1. How to Configure a Custom Management IP Address

1.1. Modifying Management IP Address

This procedure is broken down into three distinct sections: Adding the new IP address, removing the old one, and then making the modifications persistent. This is a bad section in which to try and take short-cuts: if you make a mistake, you’ll need to either mount the SD card file system on another computer to try and fix your changes, or else use a new SD card.


Laboratory Use Only READ SECTION VERY CAREFULLY prior to changing device IP address. Failure to follow instructions may render your device unreachable, and may require you to manually edit the SD card file system or make a new SD card.

1.2. Add New Management IP address


This procedure will need to be done for each MGMT port on your device.

Make sure that you’ve already configured the host IP address. You can see how to do this here. This will ensure that once you update Crimson TNG or Cyan, you’ll be able to communicate with it.

To temporarily add a new IP address, SSH into Crimson TNG (shown) or Cyan, and then add the new IP address using the IP tool;

[dev0@crimson]$ sudo -i
{Type Password}
 ip addr add Y.Y.Y.Y/ZZ dev eth0

Then, log out of Crimson TNG or Cyan, and without powering down the unit, test to confirm that the new IP address works, and that your host can communicate. The best test series is to first attempt to ping the new management port, then to run uhd_find_devices, and uhd_usrp_probe, and then to run a simple GNU Radio script that is known to work - and ensuring that you have also applied your final, intended, configuration on the host computer as well. You can do this by using the how to test successful setup and operation guide.

1.3. Removing Management IP address


Laboratory Use Only CAREFULLY TEST CHANGES TO NETWORK PARAMETERS, AND ENSURE FUNCTIONALITY, PRIOR TO MAKING THESE CHANGES PERSISTENT ACROSS REBOOTS Consider whether it is feasible to only add the new interface settings to Crimson TNG or Cyan, without removing the existing interface. This provides a fall back mechanism to access the device in the event you misconfigure the interface, and helps avoid incorrectly configuring the device, thereby ensuring consistent operation.

To remove the default management IP address, first ADD the new one using the procedure above. Then, log out of Crimson (shown) or Cyan, and SSH back in, using the NEW ip address. This will prevent your session from being terminated once you delete the old address.

To delete the old address on Crimson TNG or Cyan, we can again use the IP address tool;

[dev0@crimson]$ sudo ip addr del W.W.W.W/XX dev eth0

Again, log out of the machine, and ensure that you can ping the device, that the website is reachable, and that you can use uhd_usrp_probe and uhd_find_devices.
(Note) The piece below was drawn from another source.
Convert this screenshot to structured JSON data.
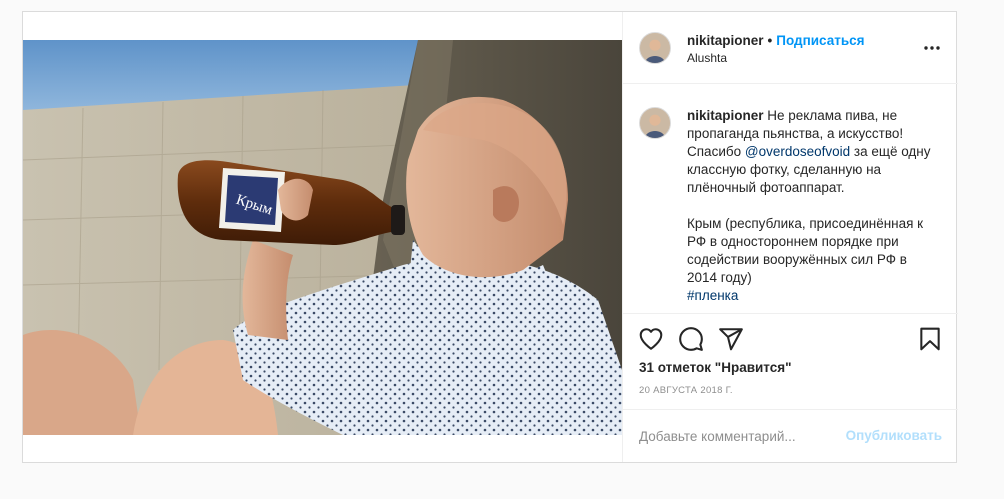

If you are unable to reach the website, or run any scripts, then STOP here and FIX the problem. At this point, your Crimson TNG or Cyan device is effectively configured with the new address, but the change is not persistent. This means that if you have to debug problems, do so now.

1.4. Validating New IP addresses

It is a very wise idea to test the new changes prior to making them persistent. To do this, you will want to separately validate communication between host machine and the Crimson TNG or Cyan SDR.

To do this, first attempt to ping the new management port from the host machine. This verifies connectivity from the host machine to the Crimson device. Next, validate the connectivity from the SDR device to the host machine by SSH’ing into the SDR, using the new IP address, and attempting to ping the host machine IP that should be on the same subnet as the Crimson device.

1.5. Persistently Update Management IP address


Laboratory Use Only CAREFULLY TEST CHANGES TO NETWORK PARAMETERS, AND ENSURE FUNCTIONALITY, PRIOR TO MAKING THESE CHANGES PERSISTENT ACROSS REBOOTS Carefully test network settings, using the previously described procedures to temporarily set and remove IP address, prior to making those changes persistent. If you are not able to get the configuration working temporarily, then persistently applying these settings across reboots, shall prevent communication with Crimson TNG or Cyan.

To ensure that the new IP address is persistent across reboots, SSH into Crimson TNG or Cyan, and modify the file located at: /etc/network/interfaces

For a Cyan also edit /etc/init.d/networking to replace all instances of the default IP address with the new IP address.

Once you write to these files, the changes will be applied on the next reboot.

Make sure that you have tested ALL configuration settings PRIOR to writing them to this file. If you weren’t able to get your configuration working temporarily, using the previous two instructions, then making them persistent across reboots SHALL NOT work. Making a broken configuration persistent will only serve to render rebooting the device to undo your changes and fix any earlier mistakes impossible.

Now that you are connected to the network, you can set up the software you will need to interface with your radio.

2. Custom Data IP Addresses

The IP addresses for the SFP+ (for Crimson) and QSFP+ (for Cyan) data ports may be changed temporarily or persistently as described in How-to 15: Get and Set Paths in UHD and the State Tree.